_Page and application data records_.
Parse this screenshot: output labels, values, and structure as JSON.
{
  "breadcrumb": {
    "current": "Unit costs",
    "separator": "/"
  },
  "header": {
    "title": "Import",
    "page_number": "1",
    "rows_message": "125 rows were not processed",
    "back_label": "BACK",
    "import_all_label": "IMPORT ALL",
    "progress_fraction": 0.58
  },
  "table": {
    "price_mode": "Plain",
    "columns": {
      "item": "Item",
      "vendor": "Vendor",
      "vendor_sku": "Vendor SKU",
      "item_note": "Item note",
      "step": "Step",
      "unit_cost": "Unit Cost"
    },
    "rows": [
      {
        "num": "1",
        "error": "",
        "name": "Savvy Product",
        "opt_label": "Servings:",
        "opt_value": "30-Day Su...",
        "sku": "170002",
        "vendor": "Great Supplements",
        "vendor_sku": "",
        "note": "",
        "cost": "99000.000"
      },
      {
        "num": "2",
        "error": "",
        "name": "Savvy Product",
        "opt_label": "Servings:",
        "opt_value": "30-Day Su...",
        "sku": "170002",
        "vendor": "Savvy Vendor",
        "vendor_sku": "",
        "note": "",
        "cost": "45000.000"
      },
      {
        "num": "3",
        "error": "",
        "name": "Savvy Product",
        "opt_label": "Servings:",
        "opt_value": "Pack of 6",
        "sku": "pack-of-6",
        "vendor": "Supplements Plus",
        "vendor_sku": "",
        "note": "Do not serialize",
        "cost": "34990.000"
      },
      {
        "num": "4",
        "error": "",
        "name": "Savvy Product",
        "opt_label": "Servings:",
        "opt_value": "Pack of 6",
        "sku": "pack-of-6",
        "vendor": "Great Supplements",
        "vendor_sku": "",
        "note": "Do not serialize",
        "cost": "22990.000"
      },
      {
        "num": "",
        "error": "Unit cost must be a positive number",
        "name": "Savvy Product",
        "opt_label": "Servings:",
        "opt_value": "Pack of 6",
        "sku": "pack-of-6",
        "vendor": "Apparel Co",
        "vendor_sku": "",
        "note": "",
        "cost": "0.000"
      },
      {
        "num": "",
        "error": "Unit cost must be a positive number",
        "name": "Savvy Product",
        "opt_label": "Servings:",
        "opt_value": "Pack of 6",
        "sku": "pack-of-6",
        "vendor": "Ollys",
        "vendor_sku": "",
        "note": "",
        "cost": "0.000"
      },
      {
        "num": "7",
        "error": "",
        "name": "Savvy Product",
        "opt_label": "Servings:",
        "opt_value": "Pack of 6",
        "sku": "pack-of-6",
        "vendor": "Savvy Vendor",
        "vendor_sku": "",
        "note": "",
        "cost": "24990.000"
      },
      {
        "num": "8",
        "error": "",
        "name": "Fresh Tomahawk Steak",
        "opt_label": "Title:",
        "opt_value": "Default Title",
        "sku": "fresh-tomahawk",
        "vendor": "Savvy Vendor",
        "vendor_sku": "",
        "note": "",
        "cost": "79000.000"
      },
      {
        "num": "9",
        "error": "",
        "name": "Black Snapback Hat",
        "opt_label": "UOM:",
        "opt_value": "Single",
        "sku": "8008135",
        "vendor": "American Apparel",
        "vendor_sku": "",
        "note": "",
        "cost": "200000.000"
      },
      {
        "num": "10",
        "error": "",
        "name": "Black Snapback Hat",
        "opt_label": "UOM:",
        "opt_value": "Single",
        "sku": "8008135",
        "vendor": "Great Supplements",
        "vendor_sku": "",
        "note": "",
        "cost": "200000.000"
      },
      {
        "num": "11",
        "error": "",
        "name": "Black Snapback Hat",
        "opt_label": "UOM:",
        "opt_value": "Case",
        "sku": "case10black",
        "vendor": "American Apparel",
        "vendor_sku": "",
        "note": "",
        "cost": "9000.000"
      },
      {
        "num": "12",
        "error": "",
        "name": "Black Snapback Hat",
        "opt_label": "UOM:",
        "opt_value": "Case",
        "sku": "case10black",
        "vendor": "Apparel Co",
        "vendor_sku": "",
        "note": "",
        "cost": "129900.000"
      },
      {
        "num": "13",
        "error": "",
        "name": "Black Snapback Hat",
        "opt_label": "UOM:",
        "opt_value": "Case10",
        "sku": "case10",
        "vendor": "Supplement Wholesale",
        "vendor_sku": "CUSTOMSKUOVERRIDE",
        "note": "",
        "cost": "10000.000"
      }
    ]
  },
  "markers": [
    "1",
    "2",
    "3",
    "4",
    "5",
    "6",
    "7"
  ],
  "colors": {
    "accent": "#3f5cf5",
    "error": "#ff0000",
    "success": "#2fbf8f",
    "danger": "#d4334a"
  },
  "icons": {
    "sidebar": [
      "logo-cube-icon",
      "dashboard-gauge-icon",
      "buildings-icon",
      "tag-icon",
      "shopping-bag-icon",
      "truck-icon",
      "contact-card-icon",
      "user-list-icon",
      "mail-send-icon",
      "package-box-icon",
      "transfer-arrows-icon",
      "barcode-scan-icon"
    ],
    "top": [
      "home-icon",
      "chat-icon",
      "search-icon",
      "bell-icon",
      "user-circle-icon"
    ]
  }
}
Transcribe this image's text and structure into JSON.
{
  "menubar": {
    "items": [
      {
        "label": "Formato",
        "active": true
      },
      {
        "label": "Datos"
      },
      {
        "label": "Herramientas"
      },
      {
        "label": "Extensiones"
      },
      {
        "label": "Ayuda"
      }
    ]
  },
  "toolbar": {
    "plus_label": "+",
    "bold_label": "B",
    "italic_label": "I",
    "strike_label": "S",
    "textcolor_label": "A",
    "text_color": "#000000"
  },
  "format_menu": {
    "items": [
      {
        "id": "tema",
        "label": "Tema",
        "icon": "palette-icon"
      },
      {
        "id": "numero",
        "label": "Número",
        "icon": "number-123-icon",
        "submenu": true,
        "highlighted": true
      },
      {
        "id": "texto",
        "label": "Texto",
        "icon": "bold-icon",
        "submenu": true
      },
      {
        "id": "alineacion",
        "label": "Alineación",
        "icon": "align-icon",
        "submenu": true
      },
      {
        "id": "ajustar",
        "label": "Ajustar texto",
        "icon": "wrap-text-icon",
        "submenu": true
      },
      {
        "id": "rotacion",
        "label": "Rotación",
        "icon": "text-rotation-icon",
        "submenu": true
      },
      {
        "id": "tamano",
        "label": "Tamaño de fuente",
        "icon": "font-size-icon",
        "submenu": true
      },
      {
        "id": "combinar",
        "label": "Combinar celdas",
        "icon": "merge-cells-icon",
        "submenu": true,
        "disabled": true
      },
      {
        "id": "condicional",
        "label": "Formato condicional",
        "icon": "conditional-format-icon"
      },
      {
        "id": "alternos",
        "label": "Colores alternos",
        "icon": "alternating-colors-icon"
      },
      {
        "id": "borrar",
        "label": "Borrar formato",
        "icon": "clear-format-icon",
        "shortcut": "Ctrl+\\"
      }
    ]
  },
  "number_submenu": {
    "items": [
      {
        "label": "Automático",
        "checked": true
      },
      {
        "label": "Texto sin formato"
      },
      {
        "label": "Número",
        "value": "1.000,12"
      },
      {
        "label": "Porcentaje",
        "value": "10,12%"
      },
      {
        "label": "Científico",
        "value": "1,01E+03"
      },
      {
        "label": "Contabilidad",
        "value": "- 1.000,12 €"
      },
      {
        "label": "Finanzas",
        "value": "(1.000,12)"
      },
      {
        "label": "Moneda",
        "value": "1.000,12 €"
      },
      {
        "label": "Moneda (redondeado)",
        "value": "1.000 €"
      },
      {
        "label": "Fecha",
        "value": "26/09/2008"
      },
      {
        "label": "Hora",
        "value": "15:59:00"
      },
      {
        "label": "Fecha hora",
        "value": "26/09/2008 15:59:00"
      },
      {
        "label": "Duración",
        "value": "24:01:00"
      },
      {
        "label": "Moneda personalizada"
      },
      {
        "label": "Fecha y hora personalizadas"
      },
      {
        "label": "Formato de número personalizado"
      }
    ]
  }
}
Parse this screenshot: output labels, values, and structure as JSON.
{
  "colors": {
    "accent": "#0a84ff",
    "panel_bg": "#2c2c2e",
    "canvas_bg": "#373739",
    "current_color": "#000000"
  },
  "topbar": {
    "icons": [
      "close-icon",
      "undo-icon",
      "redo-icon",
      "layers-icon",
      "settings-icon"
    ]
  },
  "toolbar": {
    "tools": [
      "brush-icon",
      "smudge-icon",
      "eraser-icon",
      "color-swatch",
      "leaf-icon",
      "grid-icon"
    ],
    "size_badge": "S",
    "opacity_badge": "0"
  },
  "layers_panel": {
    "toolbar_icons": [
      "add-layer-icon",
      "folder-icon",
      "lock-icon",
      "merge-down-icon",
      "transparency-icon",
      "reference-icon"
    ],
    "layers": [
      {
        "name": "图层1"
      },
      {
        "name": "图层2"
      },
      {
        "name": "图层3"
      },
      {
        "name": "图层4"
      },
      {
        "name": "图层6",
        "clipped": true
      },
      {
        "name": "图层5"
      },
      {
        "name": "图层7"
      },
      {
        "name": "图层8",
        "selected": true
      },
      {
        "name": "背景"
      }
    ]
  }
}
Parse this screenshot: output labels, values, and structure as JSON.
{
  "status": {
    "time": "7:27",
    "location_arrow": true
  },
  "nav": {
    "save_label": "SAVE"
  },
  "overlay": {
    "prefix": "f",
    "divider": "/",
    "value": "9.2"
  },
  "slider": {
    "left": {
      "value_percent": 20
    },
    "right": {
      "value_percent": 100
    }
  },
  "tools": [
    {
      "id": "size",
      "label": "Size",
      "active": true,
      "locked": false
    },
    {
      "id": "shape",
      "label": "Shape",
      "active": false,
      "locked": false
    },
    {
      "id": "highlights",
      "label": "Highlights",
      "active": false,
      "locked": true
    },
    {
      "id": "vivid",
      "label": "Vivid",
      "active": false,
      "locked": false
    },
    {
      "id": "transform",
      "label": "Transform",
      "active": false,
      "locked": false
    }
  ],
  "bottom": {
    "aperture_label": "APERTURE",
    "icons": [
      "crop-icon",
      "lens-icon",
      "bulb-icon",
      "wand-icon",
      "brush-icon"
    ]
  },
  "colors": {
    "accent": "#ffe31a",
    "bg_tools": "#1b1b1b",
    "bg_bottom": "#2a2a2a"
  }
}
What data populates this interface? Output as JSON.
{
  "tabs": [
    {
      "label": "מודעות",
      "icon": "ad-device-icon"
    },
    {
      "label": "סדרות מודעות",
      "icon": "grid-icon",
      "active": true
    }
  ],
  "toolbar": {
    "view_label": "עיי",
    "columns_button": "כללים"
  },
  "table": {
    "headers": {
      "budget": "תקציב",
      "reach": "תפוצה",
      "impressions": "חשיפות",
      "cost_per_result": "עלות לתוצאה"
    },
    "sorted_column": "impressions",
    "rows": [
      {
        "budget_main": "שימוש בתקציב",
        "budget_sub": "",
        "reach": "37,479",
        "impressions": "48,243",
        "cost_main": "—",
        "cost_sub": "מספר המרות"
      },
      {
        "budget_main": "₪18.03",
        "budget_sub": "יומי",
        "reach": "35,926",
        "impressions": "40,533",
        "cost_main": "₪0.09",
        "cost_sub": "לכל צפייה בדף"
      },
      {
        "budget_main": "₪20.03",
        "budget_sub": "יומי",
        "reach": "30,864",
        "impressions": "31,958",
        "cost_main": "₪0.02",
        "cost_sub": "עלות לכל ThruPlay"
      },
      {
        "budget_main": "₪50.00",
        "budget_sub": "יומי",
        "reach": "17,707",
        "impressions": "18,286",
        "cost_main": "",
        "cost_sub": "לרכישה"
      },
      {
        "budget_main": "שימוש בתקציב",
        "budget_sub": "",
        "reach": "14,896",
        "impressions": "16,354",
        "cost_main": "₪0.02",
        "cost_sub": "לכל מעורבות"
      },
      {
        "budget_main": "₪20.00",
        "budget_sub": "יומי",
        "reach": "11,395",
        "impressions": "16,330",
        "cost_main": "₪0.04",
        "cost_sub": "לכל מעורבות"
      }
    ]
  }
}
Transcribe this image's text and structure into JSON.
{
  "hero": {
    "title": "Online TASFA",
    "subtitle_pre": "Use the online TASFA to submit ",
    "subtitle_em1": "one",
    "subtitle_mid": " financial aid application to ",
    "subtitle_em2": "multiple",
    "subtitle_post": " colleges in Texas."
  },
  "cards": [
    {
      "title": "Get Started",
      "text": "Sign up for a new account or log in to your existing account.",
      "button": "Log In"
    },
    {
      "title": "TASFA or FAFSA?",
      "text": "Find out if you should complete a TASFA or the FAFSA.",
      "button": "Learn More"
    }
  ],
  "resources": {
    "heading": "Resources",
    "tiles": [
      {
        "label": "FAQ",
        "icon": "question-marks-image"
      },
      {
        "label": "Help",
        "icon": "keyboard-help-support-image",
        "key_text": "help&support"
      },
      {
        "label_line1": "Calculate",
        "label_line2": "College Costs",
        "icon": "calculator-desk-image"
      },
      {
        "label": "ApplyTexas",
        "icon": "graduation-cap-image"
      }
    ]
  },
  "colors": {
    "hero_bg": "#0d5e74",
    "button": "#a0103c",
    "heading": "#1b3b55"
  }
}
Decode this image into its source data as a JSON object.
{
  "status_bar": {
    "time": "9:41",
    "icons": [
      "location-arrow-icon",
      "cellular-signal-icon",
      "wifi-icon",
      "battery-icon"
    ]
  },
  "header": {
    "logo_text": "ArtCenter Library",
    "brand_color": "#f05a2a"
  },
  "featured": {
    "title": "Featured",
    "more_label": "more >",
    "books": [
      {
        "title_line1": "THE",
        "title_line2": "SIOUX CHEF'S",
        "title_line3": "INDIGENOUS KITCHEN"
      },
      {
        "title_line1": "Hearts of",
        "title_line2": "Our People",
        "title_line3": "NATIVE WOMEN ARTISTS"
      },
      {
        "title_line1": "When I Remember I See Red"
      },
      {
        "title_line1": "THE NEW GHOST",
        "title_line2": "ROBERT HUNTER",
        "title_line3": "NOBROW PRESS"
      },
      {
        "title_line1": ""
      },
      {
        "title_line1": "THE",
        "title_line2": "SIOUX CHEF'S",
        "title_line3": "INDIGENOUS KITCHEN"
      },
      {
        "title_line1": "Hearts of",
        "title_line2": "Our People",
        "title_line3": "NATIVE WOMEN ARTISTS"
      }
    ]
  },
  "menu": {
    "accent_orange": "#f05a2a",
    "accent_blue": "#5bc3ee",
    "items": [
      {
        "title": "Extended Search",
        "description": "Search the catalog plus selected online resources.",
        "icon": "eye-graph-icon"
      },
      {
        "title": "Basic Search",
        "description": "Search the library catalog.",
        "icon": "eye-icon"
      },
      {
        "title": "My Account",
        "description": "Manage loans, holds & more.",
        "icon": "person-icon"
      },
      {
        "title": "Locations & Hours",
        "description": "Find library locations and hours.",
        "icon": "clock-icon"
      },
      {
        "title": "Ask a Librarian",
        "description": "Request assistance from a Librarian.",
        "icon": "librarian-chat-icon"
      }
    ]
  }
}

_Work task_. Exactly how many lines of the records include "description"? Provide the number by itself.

_Solution to this exercise_. 5